• [WHAT THE TASK REQUIRES]: Note how many lines in the material have "Optimize", and give only that figure.

• [PROVIDED DATA]:

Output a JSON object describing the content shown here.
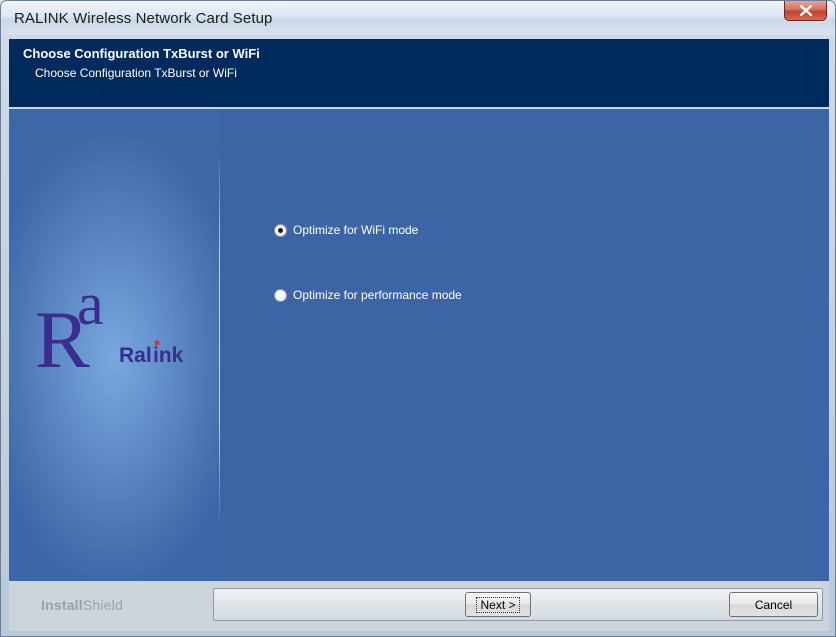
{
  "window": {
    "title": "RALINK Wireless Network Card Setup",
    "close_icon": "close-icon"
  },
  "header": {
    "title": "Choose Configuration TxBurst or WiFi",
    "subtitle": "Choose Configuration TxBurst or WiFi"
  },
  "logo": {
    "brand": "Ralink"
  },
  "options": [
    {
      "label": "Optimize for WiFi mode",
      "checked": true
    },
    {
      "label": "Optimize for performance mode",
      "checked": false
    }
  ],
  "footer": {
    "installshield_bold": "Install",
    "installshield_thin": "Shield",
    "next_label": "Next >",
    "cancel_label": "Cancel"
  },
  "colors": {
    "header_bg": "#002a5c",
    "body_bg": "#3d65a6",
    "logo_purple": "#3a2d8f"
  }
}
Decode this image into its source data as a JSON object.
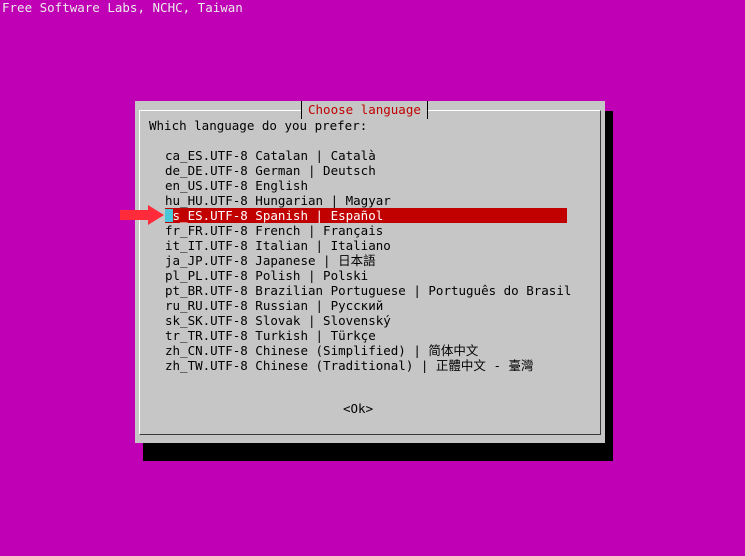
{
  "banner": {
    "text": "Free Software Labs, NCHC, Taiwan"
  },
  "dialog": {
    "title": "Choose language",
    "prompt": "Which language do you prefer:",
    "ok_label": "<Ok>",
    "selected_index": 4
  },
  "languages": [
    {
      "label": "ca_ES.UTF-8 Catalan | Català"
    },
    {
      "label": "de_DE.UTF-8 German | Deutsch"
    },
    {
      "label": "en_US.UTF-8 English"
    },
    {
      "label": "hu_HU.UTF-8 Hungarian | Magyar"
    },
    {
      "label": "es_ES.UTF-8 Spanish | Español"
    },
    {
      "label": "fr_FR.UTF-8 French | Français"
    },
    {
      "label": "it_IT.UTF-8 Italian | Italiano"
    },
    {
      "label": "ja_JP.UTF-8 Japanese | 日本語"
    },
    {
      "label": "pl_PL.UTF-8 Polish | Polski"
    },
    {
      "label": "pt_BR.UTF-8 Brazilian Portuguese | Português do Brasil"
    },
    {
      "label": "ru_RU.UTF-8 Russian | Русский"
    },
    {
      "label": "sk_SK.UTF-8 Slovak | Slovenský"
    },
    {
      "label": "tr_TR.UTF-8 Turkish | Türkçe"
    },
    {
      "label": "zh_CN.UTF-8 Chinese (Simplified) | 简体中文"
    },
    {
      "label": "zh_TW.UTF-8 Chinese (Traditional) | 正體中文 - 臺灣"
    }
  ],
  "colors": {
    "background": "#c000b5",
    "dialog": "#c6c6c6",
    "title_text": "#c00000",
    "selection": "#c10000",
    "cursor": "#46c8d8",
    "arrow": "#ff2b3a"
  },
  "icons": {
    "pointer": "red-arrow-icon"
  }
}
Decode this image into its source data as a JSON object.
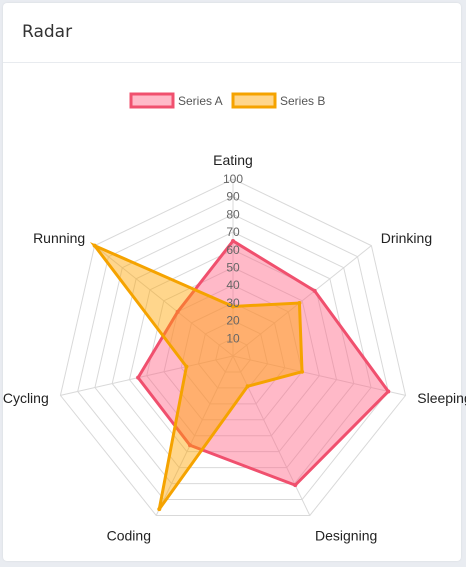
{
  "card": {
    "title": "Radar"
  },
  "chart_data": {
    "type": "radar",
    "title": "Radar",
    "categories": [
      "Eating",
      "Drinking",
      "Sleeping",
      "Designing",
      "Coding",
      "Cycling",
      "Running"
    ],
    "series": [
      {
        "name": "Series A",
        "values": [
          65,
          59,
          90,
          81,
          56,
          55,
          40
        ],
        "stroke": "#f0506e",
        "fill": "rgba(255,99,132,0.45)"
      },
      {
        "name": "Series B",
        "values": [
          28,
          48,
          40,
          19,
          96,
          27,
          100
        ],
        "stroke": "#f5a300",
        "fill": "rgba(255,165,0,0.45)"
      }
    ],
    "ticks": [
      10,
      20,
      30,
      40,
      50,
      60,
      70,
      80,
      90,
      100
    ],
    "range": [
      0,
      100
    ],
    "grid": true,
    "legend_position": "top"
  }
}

• [RESULT OF THE TASK]: 2